INSTRUCTIONS TO FOLLOW => Copy out each line of the data holding "label".

RECORDS FOR THIS TASK =>
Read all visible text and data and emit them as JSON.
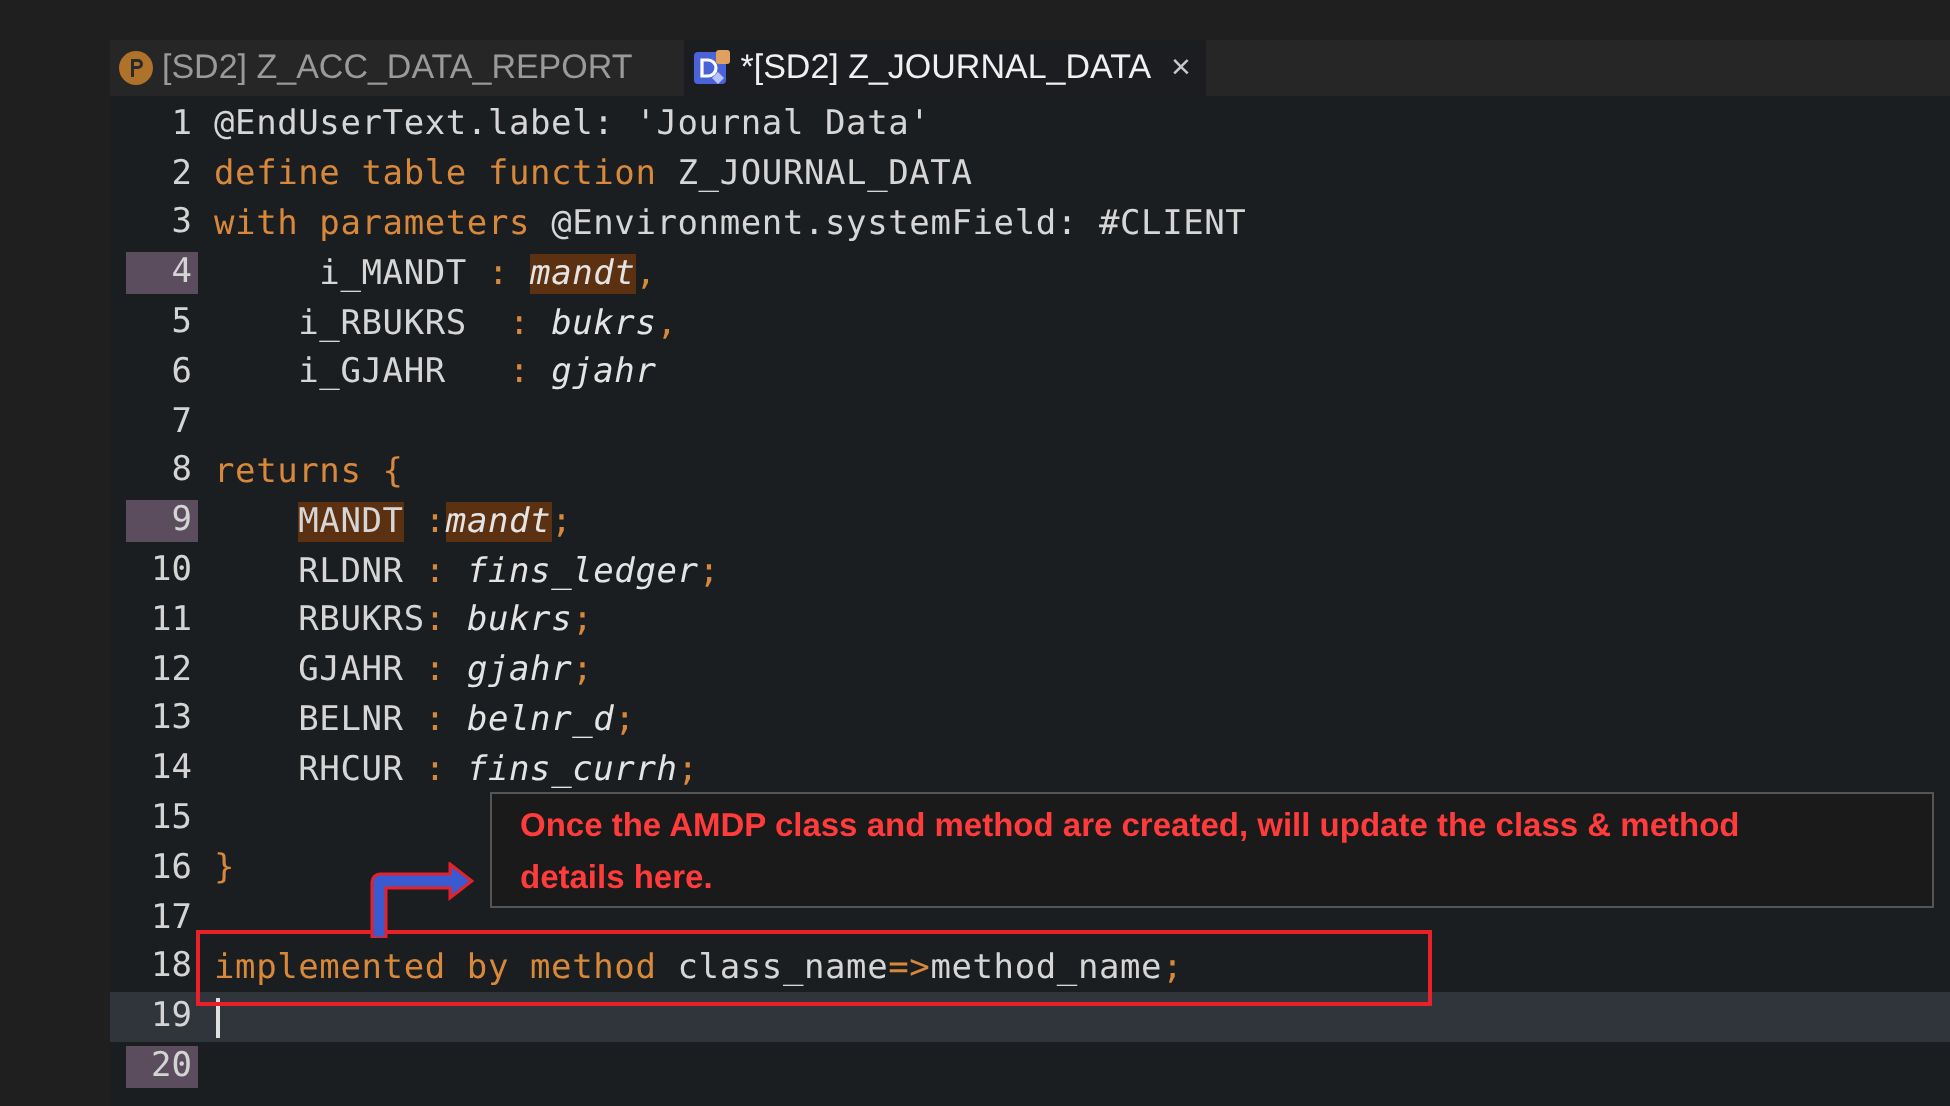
{
  "tabs": [
    {
      "label": "[SD2] Z_ACC_DATA_REPORT",
      "kind": "program",
      "selected": false,
      "closable": false
    },
    {
      "label": "*[SD2] Z_JOURNAL_DATA",
      "kind": "cds",
      "selected": true,
      "closable": true,
      "close": "×"
    }
  ],
  "editor": {
    "lines": [
      {
        "number": "1",
        "marked": false,
        "current": false,
        "tokens": [
          {
            "text": "@EndUserText.label: 'Journal Data'",
            "kind": "plain"
          }
        ]
      },
      {
        "number": "2",
        "marked": false,
        "current": false,
        "tokens": [
          {
            "text": "define table function",
            "kind": "keyword"
          },
          {
            "text": " Z_JOURNAL_DATA",
            "kind": "plain"
          }
        ]
      },
      {
        "number": "3",
        "marked": false,
        "current": false,
        "tokens": [
          {
            "text": "with parameters",
            "kind": "keyword"
          },
          {
            "text": " @Environment.systemField: #CLIENT",
            "kind": "plain"
          }
        ]
      },
      {
        "number": "4",
        "marked": true,
        "current": false,
        "tokens": [
          {
            "text": "     i_MANDT ",
            "kind": "plain",
            "highlight": false
          },
          {
            "text": ": ",
            "kind": "punct",
            "highlight": false
          },
          {
            "text": "mandt",
            "kind": "type",
            "highlight": true
          },
          {
            "text": ",",
            "kind": "punct",
            "highlight": false
          }
        ]
      },
      {
        "number": "5",
        "marked": false,
        "current": false,
        "tokens": [
          {
            "text": "    i_RBUKRS  ",
            "kind": "plain"
          },
          {
            "text": ": ",
            "kind": "punct"
          },
          {
            "text": "bukrs",
            "kind": "type"
          },
          {
            "text": ",",
            "kind": "punct"
          }
        ]
      },
      {
        "number": "6",
        "marked": false,
        "current": false,
        "tokens": [
          {
            "text": "    i_GJAHR   ",
            "kind": "plain"
          },
          {
            "text": ": ",
            "kind": "punct"
          },
          {
            "text": "gjahr",
            "kind": "type"
          }
        ]
      },
      {
        "number": "7",
        "marked": false,
        "current": false
      },
      {
        "number": "8",
        "marked": false,
        "current": false,
        "tokens": [
          {
            "text": "returns {",
            "kind": "keyword"
          }
        ]
      },
      {
        "number": "9",
        "marked": true,
        "current": false,
        "tokens": [
          {
            "text": "    MANDT",
            "kind": "plain",
            "highlight": true
          },
          {
            "text": " :",
            "kind": "punct",
            "highlight": false
          },
          {
            "text": "mandt",
            "kind": "type",
            "highlight": true
          },
          {
            "text": ";",
            "kind": "punct",
            "highlight": false
          }
        ]
      },
      {
        "number": "10",
        "marked": false,
        "current": false,
        "tokens": [
          {
            "text": "    RLDNR ",
            "kind": "plain"
          },
          {
            "text": ": ",
            "kind": "punct"
          },
          {
            "text": "fins_ledger",
            "kind": "type"
          },
          {
            "text": ";",
            "kind": "punct"
          }
        ]
      },
      {
        "number": "11",
        "marked": false,
        "current": false,
        "tokens": [
          {
            "text": "    RBUKRS",
            "kind": "plain"
          },
          {
            "text": ": ",
            "kind": "punct"
          },
          {
            "text": "bukrs",
            "kind": "type"
          },
          {
            "text": ";",
            "kind": "punct"
          }
        ]
      },
      {
        "number": "12",
        "marked": false,
        "current": false,
        "tokens": [
          {
            "text": "    GJAHR ",
            "kind": "plain"
          },
          {
            "text": ": ",
            "kind": "punct"
          },
          {
            "text": "gjahr",
            "kind": "type"
          },
          {
            "text": ";",
            "kind": "punct"
          }
        ]
      },
      {
        "number": "13",
        "marked": false,
        "current": false,
        "tokens": [
          {
            "text": "    BELNR ",
            "kind": "plain"
          },
          {
            "text": ": ",
            "kind": "punct"
          },
          {
            "text": "belnr_d",
            "kind": "type"
          },
          {
            "text": ";",
            "kind": "punct"
          }
        ]
      },
      {
        "number": "14",
        "marked": false,
        "current": false,
        "tokens": [
          {
            "text": "    RHCUR ",
            "kind": "plain"
          },
          {
            "text": ": ",
            "kind": "punct"
          },
          {
            "text": "fins_currh",
            "kind": "type"
          },
          {
            "text": ";",
            "kind": "punct"
          }
        ]
      },
      {
        "number": "15",
        "marked": false,
        "current": false
      },
      {
        "number": "16",
        "marked": false,
        "current": false,
        "tokens": [
          {
            "text": "}",
            "kind": "keyword"
          }
        ]
      },
      {
        "number": "17",
        "marked": false,
        "current": false
      },
      {
        "number": "18",
        "marked": false,
        "current": false,
        "tokens": [
          {
            "text": "implemented by method",
            "kind": "keyword"
          },
          {
            "text": " class_name",
            "kind": "plain"
          },
          {
            "text": "=>",
            "kind": "punct"
          },
          {
            "text": "method_name",
            "kind": "plain"
          },
          {
            "text": ";",
            "kind": "punct"
          }
        ]
      },
      {
        "number": "19",
        "marked": false,
        "current": true
      },
      {
        "number": "20",
        "marked": true,
        "current": false
      }
    ]
  },
  "callout": {
    "text": "Once the AMDP class and method are created, will update the class & method details here."
  }
}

RESPONSE BELOW =>
      "label": "[SD2] Z_ACC_DATA_REPORT",
      "label": "*[SD2] Z_JOURNAL_DATA",
            "text": "@EndUserText.label: 'Journal Data'",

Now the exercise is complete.